*TASK DIRECTIONS*:
Give back the data below exactly, with every line kept the same.

[Records drawn from a dataset]
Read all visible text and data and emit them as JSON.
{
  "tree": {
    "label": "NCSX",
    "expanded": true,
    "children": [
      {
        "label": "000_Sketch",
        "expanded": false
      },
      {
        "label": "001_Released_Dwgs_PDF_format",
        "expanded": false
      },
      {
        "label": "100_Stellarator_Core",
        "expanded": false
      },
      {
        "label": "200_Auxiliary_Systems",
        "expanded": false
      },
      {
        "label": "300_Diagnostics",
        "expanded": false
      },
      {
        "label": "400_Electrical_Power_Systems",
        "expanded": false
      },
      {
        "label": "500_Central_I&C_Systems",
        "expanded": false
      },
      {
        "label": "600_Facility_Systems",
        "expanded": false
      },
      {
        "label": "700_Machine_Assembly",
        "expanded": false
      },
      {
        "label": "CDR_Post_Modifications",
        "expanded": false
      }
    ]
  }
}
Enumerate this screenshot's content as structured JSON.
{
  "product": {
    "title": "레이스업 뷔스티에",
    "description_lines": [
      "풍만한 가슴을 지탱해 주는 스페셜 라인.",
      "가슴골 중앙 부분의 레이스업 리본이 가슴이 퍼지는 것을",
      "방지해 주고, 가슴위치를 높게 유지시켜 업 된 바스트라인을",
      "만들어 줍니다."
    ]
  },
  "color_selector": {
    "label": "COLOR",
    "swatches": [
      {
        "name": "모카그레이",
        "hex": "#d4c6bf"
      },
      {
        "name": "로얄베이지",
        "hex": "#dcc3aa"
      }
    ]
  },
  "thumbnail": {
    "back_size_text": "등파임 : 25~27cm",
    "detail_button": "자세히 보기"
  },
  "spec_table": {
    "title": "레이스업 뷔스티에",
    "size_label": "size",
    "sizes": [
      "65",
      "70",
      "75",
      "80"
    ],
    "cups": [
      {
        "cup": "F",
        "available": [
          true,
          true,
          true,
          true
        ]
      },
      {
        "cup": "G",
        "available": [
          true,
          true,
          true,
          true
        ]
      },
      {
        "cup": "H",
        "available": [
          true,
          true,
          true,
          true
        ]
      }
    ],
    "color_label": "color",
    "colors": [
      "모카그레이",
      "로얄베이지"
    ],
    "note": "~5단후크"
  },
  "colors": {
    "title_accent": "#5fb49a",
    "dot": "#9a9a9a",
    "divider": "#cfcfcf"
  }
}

*ANSWER SPACE*:
Read all visible text and data and emit them as JSON.
{
  "tree": {
    "label": "NCSX",
    "expanded": true,
    "children": [
      {
        "label": "000_Sketch",
        "expanded": false
      },
      {
        "label": "001_Released_Dwgs_PDF_format",
        "expanded": false
      },
      {
        "label": "100_Stellarator_Core",
        "expanded": false
      },
      {
        "label": "200_Auxiliary_Systems",
        "expanded": false
      },
      {
        "label": "300_Diagnostics",
        "expanded": false
      },
      {
        "label": "400_Electrical_Power_Systems",
        "expanded": false
      },
      {
        "label": "500_Central_I&C_Systems",
        "expanded": false
      },
      {
        "label": "600_Facility_Systems",
        "expanded": false
      },
      {
        "label": "700_Machine_Assembly",
        "expanded": false
      },
      {
        "label": "CDR_Post_Modifications",
        "expanded": false
      }
    ]
  }
}
Enumerate this screenshot's content as structured JSON.
{
  "product": {
    "title": "레이스업 뷔스티에",
    "description_lines": [
      "풍만한 가슴을 지탱해 주는 스페셜 라인.",
      "가슴골 중앙 부분의 레이스업 리본이 가슴이 퍼지는 것을",
      "방지해 주고, 가슴위치를 높게 유지시켜 업 된 바스트라인을",
      "만들어 줍니다."
    ]
  },
  "color_selector": {
    "label": "COLOR",
    "swatches": [
      {
        "name": "모카그레이",
        "hex": "#d4c6bf"
      },
      {
        "name": "로얄베이지",
        "hex": "#dcc3aa"
      }
    ]
  },
  "thumbnail": {
    "back_size_text": "등파임 : 25~27cm",
    "detail_button": "자세히 보기"
  },
  "spec_table": {
    "title": "레이스업 뷔스티에",
    "size_label": "size",
    "sizes": [
      "65",
      "70",
      "75",
      "80"
    ],
    "cups": [
      {
        "cup": "F",
        "available": [
          true,
          true,
          true,
          true
        ]
      },
      {
        "cup": "G",
        "available": [
          true,
          true,
          true,
          true
        ]
      },
      {
        "cup": "H",
        "available": [
          true,
          true,
          true,
          true
        ]
      }
    ],
    "color_label": "color",
    "colors": [
      "모카그레이",
      "로얄베이지"
    ],
    "note": "~5단후크"
  },
  "colors": {
    "title_accent": "#5fb49a",
    "dot": "#9a9a9a",
    "divider": "#cfcfcf"
  }
}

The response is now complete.